There’s much more going on than I can follow. You may have heard there’s a civil war in Libya, for example. For a while it seemed that Moammar Gaddafi was toast, but the news this morning is that he’s using paramilitary forces and mercenaries to crush the rebellion. The post-Gaddafi era may be postponed, alas.
In Wisconsin, it appears Democrats in one legislative house, the Assembly, have ended a filibuster and reluctantly agreed to allow Gov. Walker’s union-busting bill to come to a vote. Wisconsin Senate Democrats are still out of state, however, so it can’t pass into law just yet.
Must Read: “Scapegoats in Wisconsin” by Mark Erlich.
Organized operatives paid by FreedomWorks are attempting to throw the protesters off their game by inciting them to violence. Shoving into crowds and getting into people’s faces while being terminally obnoxious, a few of the Koch-paid goons have been insulted right back, which of course is captured on video and labeled “union thuggery.”
One, um, video of dubious veracity begins with some guy practically begging a protester to hit him. Then the camera turns away, the image gets fuzzy, and you hear noises that sound like punches. When the camera comes back into focus, you see a somewhat puzzled union protester, still holding his sign, while the Koch guy is screaming “you just hit a girl!”
While I do not condone violence, neither do I condone BS. The allegedly assaulted young woman was allegedly the FreedomWorks operative allegedly holding the camera, and although she is allegedly petite and the man who allegedly assaulted her (without dropping his sign) appears to be quite large, there are no reports she needed medical help. Please; that’s the best you got? This, dears, is what real thuggery looks looks like.
Update: Stephen Colbert demonstrates —
Elsewhere: Although Indiana has backed down, the situation in Ohio is still at an impasse. Also, a bill that would strip collective bargaining rights from municipal workers has just left committee in Oklahoma.
In other news, the Obama Administration is not going to defend the Defense of Marriage Act, which has always struck me as being blatantly unconstitutional.
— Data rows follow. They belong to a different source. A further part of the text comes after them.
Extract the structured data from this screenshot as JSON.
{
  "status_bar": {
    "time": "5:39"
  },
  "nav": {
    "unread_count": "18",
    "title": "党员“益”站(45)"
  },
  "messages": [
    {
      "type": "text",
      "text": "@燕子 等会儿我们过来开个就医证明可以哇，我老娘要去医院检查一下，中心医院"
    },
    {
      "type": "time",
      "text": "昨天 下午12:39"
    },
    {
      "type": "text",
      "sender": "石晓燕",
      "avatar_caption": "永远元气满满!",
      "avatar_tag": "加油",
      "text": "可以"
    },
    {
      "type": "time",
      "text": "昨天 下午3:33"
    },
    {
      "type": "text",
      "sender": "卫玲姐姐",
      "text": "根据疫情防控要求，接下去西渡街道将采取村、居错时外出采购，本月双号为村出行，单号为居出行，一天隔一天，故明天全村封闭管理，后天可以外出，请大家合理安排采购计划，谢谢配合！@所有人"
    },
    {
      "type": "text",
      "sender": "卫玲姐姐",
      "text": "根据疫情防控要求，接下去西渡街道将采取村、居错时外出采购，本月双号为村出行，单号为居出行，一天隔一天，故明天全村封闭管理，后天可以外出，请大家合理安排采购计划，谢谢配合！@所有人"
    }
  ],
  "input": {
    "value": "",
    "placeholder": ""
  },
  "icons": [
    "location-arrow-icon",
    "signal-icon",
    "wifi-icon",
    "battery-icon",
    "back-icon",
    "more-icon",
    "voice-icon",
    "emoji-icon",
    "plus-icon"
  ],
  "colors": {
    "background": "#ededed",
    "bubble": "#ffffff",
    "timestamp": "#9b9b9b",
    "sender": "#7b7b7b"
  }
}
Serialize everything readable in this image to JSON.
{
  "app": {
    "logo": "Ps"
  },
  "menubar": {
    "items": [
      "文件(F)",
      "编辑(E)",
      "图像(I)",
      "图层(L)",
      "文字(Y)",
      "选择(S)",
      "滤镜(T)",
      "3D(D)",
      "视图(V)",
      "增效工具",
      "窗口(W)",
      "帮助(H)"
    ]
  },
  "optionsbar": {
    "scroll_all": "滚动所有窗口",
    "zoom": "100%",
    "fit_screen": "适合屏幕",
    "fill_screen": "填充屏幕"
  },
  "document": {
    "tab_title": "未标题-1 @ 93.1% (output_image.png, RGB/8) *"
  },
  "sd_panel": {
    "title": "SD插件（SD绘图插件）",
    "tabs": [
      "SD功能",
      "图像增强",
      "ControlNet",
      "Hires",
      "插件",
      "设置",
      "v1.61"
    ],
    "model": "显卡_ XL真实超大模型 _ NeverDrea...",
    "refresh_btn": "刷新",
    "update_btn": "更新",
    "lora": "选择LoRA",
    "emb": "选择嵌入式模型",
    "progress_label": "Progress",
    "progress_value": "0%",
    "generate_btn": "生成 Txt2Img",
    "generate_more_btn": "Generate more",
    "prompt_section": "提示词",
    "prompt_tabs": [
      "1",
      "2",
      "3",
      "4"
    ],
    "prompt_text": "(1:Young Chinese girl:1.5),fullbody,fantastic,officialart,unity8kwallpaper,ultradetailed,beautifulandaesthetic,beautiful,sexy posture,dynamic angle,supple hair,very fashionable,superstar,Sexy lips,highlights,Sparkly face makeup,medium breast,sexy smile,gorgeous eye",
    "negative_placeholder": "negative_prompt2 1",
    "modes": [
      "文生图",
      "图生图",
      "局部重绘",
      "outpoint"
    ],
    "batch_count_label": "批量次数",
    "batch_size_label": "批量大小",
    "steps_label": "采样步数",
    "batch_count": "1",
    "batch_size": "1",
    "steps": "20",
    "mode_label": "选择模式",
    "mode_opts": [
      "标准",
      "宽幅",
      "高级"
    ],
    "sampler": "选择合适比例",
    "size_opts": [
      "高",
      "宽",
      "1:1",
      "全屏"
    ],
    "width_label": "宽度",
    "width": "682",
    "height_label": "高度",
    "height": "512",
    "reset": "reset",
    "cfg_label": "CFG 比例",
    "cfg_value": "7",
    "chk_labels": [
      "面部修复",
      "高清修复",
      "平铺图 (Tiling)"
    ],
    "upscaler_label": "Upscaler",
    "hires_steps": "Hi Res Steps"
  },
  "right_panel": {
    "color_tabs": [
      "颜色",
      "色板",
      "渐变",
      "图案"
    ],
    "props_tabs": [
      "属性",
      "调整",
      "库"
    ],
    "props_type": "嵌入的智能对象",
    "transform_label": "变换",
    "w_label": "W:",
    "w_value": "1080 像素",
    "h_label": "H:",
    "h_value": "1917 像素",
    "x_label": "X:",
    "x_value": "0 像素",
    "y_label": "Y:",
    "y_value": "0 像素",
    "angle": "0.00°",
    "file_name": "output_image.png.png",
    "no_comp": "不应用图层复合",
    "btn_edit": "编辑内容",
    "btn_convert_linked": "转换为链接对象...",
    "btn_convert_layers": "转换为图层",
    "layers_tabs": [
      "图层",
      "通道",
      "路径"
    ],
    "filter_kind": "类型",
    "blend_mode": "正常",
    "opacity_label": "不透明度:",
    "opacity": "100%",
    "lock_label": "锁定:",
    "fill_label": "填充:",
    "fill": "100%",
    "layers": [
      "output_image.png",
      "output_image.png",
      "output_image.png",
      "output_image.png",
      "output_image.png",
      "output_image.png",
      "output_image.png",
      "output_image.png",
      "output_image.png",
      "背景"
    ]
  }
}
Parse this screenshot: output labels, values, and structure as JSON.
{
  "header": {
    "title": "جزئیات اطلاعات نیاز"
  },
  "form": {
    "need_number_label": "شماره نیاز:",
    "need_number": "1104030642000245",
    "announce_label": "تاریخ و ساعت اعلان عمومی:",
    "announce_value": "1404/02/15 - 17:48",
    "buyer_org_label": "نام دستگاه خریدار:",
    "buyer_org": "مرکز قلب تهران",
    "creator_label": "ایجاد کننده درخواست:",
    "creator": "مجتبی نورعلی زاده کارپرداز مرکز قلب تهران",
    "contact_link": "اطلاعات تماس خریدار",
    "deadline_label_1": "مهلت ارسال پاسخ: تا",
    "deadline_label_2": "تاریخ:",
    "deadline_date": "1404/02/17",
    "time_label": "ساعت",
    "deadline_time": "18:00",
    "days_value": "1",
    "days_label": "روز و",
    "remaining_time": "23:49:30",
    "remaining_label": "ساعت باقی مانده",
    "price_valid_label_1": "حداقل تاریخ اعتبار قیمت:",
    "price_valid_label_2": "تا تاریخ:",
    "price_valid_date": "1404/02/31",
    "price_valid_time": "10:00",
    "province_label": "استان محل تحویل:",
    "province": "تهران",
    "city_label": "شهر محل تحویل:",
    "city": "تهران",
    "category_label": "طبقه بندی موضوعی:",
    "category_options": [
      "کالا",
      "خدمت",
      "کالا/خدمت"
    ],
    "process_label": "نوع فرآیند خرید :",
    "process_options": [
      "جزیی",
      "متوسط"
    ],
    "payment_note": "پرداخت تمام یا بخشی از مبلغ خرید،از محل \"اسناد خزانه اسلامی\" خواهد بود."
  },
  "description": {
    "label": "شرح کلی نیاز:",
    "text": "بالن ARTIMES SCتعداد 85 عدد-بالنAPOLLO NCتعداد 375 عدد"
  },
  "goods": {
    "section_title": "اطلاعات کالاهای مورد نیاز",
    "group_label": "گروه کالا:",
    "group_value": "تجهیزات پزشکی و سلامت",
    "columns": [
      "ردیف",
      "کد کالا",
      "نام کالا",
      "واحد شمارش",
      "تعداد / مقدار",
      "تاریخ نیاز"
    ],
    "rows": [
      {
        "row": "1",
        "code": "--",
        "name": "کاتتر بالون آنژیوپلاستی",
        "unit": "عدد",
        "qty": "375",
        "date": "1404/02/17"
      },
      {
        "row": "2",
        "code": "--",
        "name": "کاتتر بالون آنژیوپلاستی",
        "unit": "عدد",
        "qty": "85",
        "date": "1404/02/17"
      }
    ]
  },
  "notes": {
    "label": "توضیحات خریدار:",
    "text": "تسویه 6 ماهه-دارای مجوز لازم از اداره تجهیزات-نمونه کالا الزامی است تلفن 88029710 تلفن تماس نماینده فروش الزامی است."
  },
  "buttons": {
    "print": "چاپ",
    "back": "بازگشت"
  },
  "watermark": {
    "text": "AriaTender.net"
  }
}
A federal judge has found the Affordable Care Act to be constitutional, which now brings us to three judges yes, two judges no.
Finally, there’s a bill pending in the state of Arizona that would repeal the law of karma within state borders. I’m serious. HB 2582 would prohibit courts from basing any decisions on “religious sectarian law,” which beside being an oxymoron is defined as
… any statute, tenet or body of law evolving within and binding a specific religious sect or tribe. Religious sectarian law includes Sharia Law, Canon Law, Halacha and Karma but does not include any law of the United States or the individual states based on Anglo‑American legal tradition and principles on which the United States was founded.
I like the part about Anglo-American legal tradition. I also suspect that the authors of this bill assume the Ten Commandments are part of that Anglo-American tradition and wouldn’t be prohibited.
Karma, of course, is basically just the principle that actions have consequences; cause and effect. You might as well prohibit gravity. This bill is right up there with China’s regulation that lamas may not reincarnate without government approval. For that matter, I’d expect the Arizona legislature to pass a law prohibiting species from evolving within state borders, but then they’d have to acknowledge that species do evolve.
Update: Alex Pareene has more about the so-called “union thug” video, which has gone viral on the Right. Pareene points out that this video was made in Washington DC, not Wisconsin, which I had not noticed. “FreedomWorks could only manage to provoke an incident in D.C., because the people of Wisconsin are a gentle and peaceful lot, unless there is a Packers game on,” he says.
He also says that what he saw was the gentleman in the video pushing away the camera. I can’t make out that he did anything in particular, but you take a look and see what you think. Pareene continues,
Pushing a camera away from one’s face seems less “thuggish” to me than it does … defensive. And purposefully picking fights with people in order to provoke an angry response does not really prove much of anything.
Pareene also says that the young woman whose camera was pushed is now comparing herself to Lara Logan, the CBS reporter who was assaulted in Cairo, which I also hadn’t noticed until he pointed it out. He continues,
I am not making that up. I wish I was making that up. But I would actually not make that up, because it would seem beyond the pale to accuse conservative activists of being so horrible, so desperate to play the victim, so morally depraved, so deep into their persecution fantasies that they’ve lost all perspective on the rest of the world.
Yeah, pretty much. One of the keys to interpreting teabaggery is that in their minds, they are always the victims.
Update: See Wonkette and Tbogg.